You have just completed the inspection and the client has written you a check for your fee. You have just completed four hours of marketing to your client, a new Realtor, the sellers and the folks at the municipal building department where you went to conduct the permit research. Why was this the best time to market your home inspection business? It was the best time to market your home inspection business because you did the very best inspection you could. You used the inspection as a marketing tool to some very solid leads, and best of all, you were PAID to do so.
Work safe and walk good.
P.S. Follow up with your clients after you have emailed the inspection summary to make sure they received and understood it. Follow up with them after you have sent the full report with all pictures taken and their 10 surprise “just moved” card. Remind your client to return the evaluation of the inspection in the self-addressed stamped envelope. Remind your clients that you remain their consultant at no extra fee after they close escrow. Remind your clients that you would be honored to return for an extra fee to check the items the sellers remedied. Remember you have no past clients—they still are all your clients. Check that the close date has not changed and document it in your records; it’s an important anniversary date for them. You will want to follow up here also. Stay in touch with your clients. Invite them to be your “friend” and to follow you on Facebook. Follow up with the Realtor in about a week or two if you have not heard from her. Follow up with the sellers after they have received your clients request for remedy from the Realtor.

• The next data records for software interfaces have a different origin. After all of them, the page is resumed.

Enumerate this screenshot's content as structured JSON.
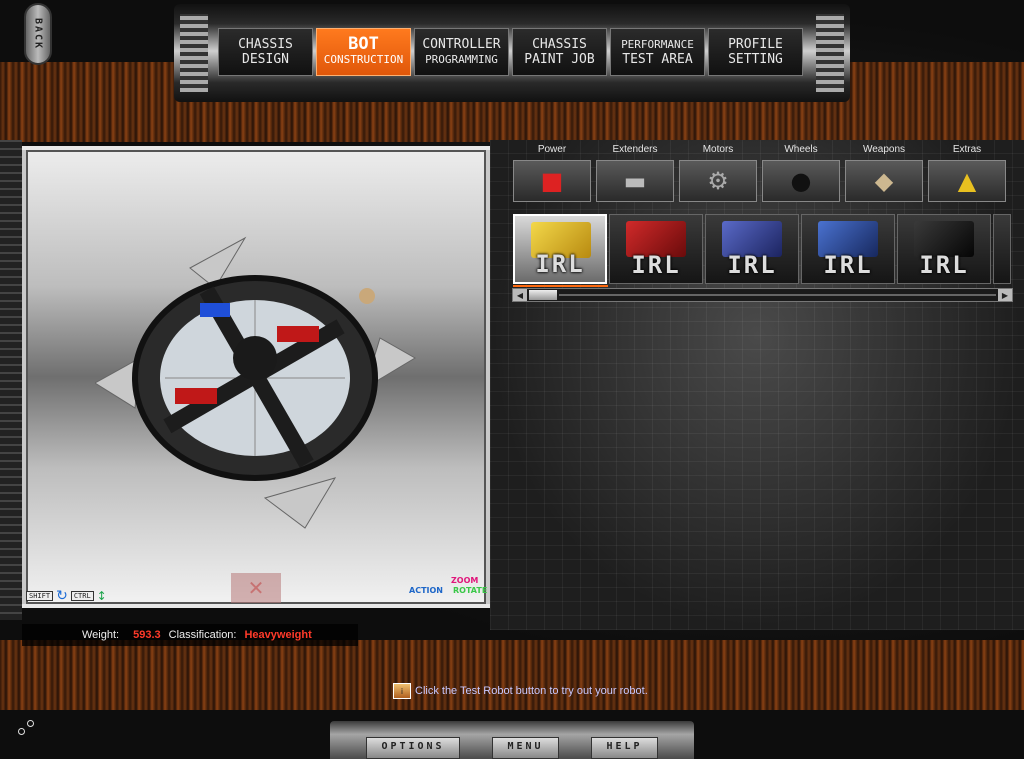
{
  "back": {
    "label": "BACK"
  },
  "nav": {
    "tabs": [
      {
        "line1": "CHASSIS",
        "line2": "DESIGN",
        "active": false
      },
      {
        "line1": "BOT",
        "line2": "CONSTRUCTION",
        "active": true
      },
      {
        "line1": "CONTROLLER",
        "line2": "PROGRAMMING",
        "active": false
      },
      {
        "line1": "CHASSIS",
        "line2": "PAINT JOB",
        "active": false
      },
      {
        "line1": "PERFORMANCE",
        "line2": "TEST AREA",
        "active": false
      },
      {
        "line1": "PROFILE",
        "line2": "SETTING",
        "active": false
      }
    ]
  },
  "viewport": {
    "controls": {
      "shift": "SHIFT",
      "ctrl": "CTRL"
    },
    "legend": {
      "zoom": "ZOOM",
      "action": "ACTION",
      "rotate": "ROTATE"
    }
  },
  "categories": [
    {
      "label": "Power",
      "icon": "battery-icon"
    },
    {
      "label": "Extenders",
      "icon": "extender-icon"
    },
    {
      "label": "Motors",
      "icon": "motor-icon"
    },
    {
      "label": "Wheels",
      "icon": "wheel-icon"
    },
    {
      "label": "Weapons",
      "icon": "weapon-icon"
    },
    {
      "label": "Extras",
      "icon": "extras-icon"
    }
  ],
  "items": [
    {
      "label": "IRL",
      "color": "#e8c020",
      "selected": true
    },
    {
      "label": "IRL",
      "color": "#b01818",
      "selected": false
    },
    {
      "label": "IRL",
      "color": "#3a4aa0",
      "selected": false
    },
    {
      "label": "IRL",
      "color": "#2a4fa8",
      "selected": false
    },
    {
      "label": "IRL",
      "color": "#1a1a1a",
      "selected": false
    }
  ],
  "stats": {
    "weight_label": "Weight:",
    "weight_value": "593.3",
    "class_label": "Classification:",
    "class_value": "Heavyweight"
  },
  "hint": {
    "text": "Click the Test Robot button to try out your robot."
  },
  "bottom": {
    "options": "OPTIONS",
    "menu": "MENU",
    "help": "HELP"
  },
  "colors": {
    "accent": "#ff6a10",
    "stat_value": "#ff3a2a"
  }
}
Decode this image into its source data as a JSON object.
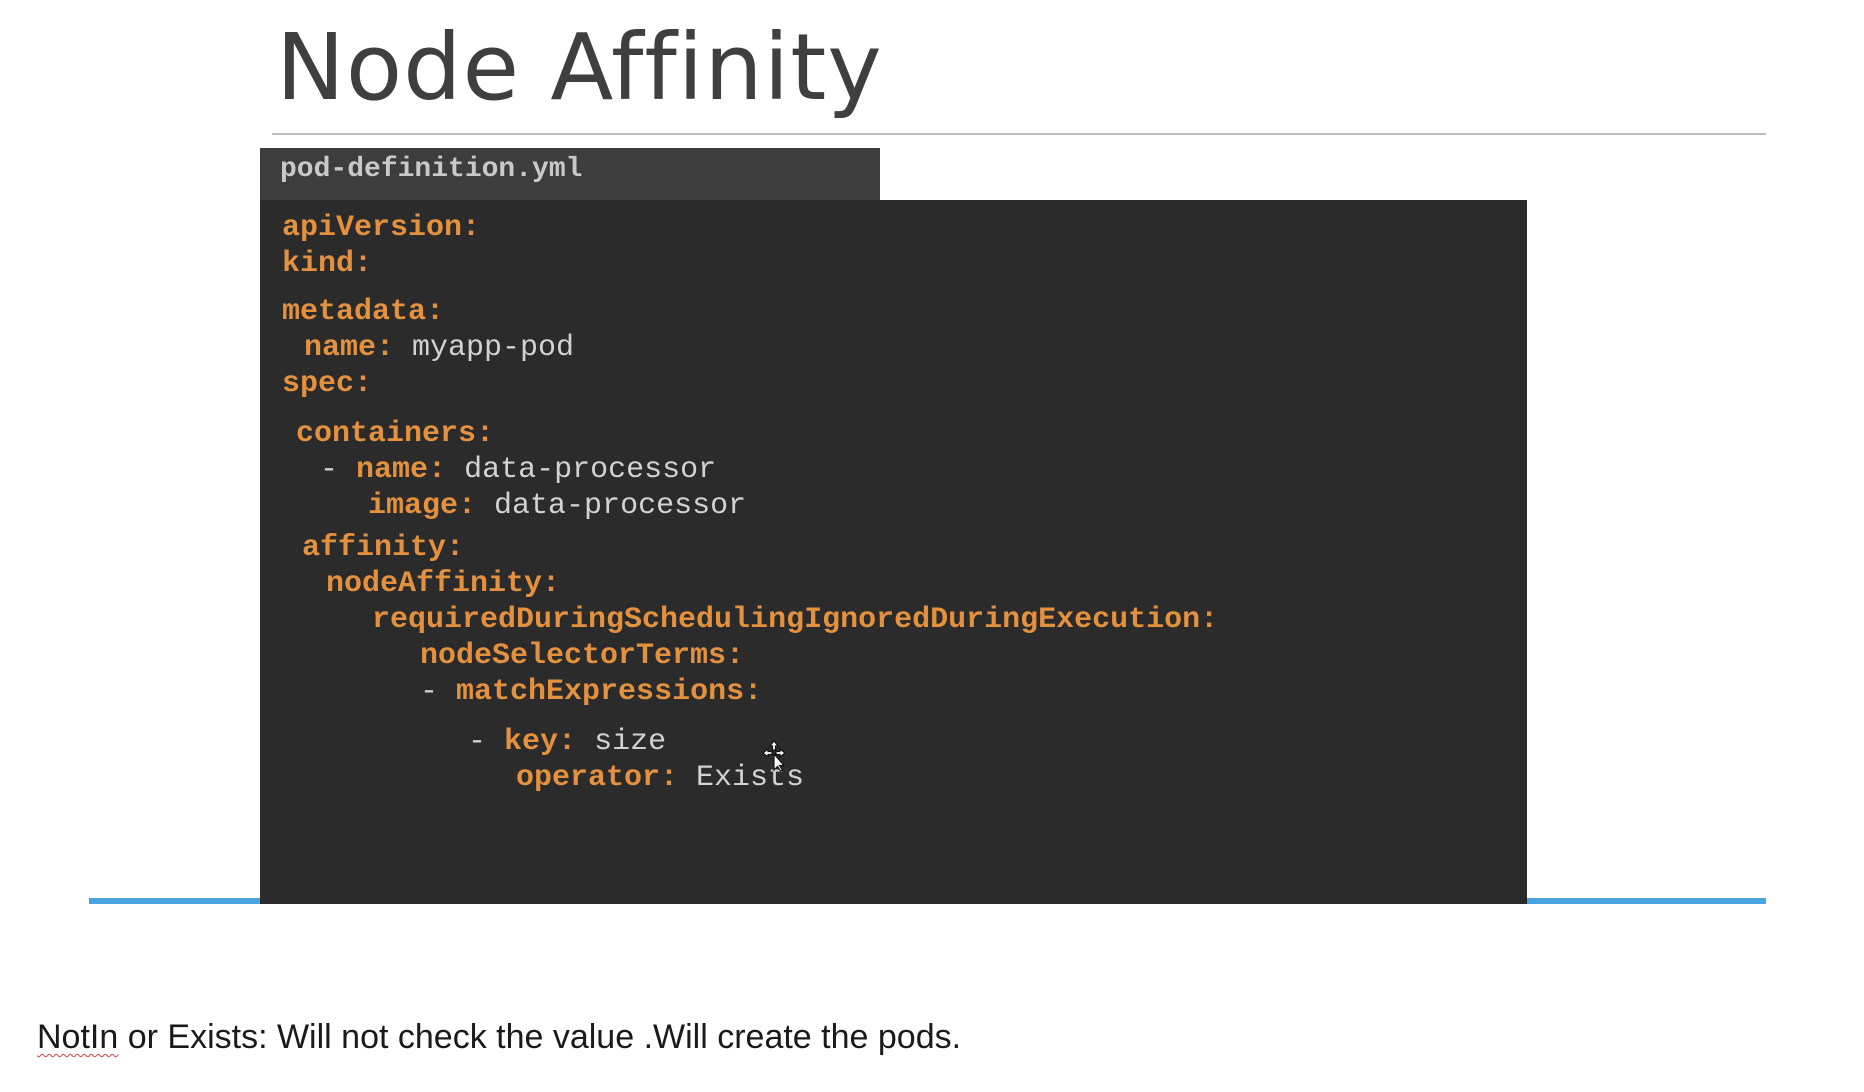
{
  "slide": {
    "title": "Node Affinity"
  },
  "file_tab": {
    "label": "pod-definition.yml"
  },
  "code": {
    "api_version_key": "apiVersion:",
    "kind_key": "kind:",
    "metadata_key": "metadata:",
    "name_key": "name:",
    "name_value": "myapp-pod",
    "spec_key": "spec:",
    "containers_key": "containers:",
    "container_dash": "-",
    "container_name_key": "name:",
    "container_name_value": "data-processor",
    "image_key": "image:",
    "image_value": "data-processor",
    "affinity_key": "affinity:",
    "node_affinity_key": "nodeAffinity:",
    "required_key": "requiredDuringSchedulingIgnoredDuringExecution:",
    "node_selector_terms_key": "nodeSelectorTerms:",
    "match_dash": "-",
    "match_expressions_key": "matchExpressions:",
    "key_dash": "-",
    "key_key": "key:",
    "key_value": "size",
    "operator_key": "operator:",
    "operator_value": "Exists"
  },
  "caption": {
    "underlined_word": "NotIn",
    "rest": " or Exists: Will not check the value .Will create the pods."
  },
  "colors": {
    "code_key": "#e3903f",
    "code_value": "#d2d2d2",
    "code_background": "#2b2b2b",
    "file_tab_background": "#3d3d3d",
    "accent_line": "#4aa3de",
    "title_text": "#3f3f3f"
  },
  "icons": {
    "cursor": "move-cursor-icon"
  }
}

Respect. Tony Smith, ACI ASHI Speaker, 2013 - 2014
ASHI Council of Representatives
Speaker: Tony Smith 319-533-4565 inspectthathouse@ netscape.net Alternate Speaker: Bruce LaBell 602-765-2140 firstname.lastname@example.org
Secretary: Larry Cerro 850-545-8448 email@example.com
New England/Canada: Mike Atwell, 617-285-8554 firstname.lastname@example.org
New York/New Jersey: Jerry Sanangini 856-232-6607 email@example.com
Mid-Atlantic: Jim Funkhouser 571-214-4039 firstname.lastname@example.org
Midwest: Mike Wagner, 317-867-7688 email@example.com South Atlantic: Richard Hart, 770-827-2200 firstname.lastname@example.org Gulf: Larry Cerro, 850-545-8448 email@example.com South Midwest: Paul MacNeill 314-392-9313 firstname.lastname@example.org
North Central: Brendan Ryan 724-898-1414 email@example.com
Mountain: Marcus Richter 520-271-8582 info@handsonhome inspection.com
Pacific: Scott Swickard 949-454-1389 firstname.lastname@example.org